– Electrically and Physically compatible with DDR4, but requires a new controller.
– Both read and write are 1000X faster than NAND
– It does require wear leveling
– Ultimately the 3D XPoint technology could go into the embedded space. M.2 SSD Form Factor is good for embedded. Long term the 3D Xpoint could be provided in BGA form factor.
– No additional ECC required.
And finally, that amazingly prescient quote from the year 1946:
“ Ideally one would desire an indefinitely large memory capacity such that any particular … word would be immediately available. … It does not seem possible physically to achieve such a capacity. We are therefore forcedto recognize the possibility of constructing a hierarchy of memories, each of which has greater capacity than the preceding but which is less quickly accessible.”
Preliminary Discussion of the Logical Design of an Electronic Computing Instrument
Arthur Burks, Herman Goldstine and John von Neumann, 1946
Once again, this is the information as I heard it. I’m not perfect. There are no guarantees on the technical specifications or the dates. I am specifically not commenting on Synopsys’s plans for this technology.

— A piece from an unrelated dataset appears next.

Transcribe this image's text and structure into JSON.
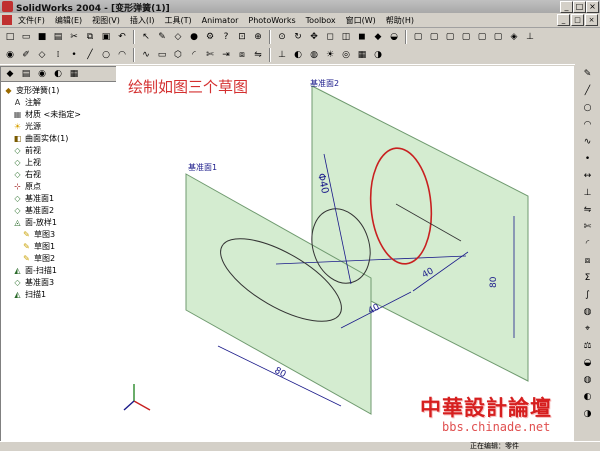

Graham Allan is the Sr. Product Marketing Manager for DDR PHYs at Synopsys. Graham graduated from Carleton University's Electrical Engineering program with a passion for electronics that landed him in the field of DRAM design at Mosaid in Ottawa, Canada. Beginning at the 64Kb capacity, Graham worked on DRAM designs through to the 256Mb generation. Starting in 1992, Graham was a key contributor to the JEDEC standards for SDRAM, DDR SDRAM and DDR3 SDRAM. Graham holds over 20 patents in the field of DRAM and memory design.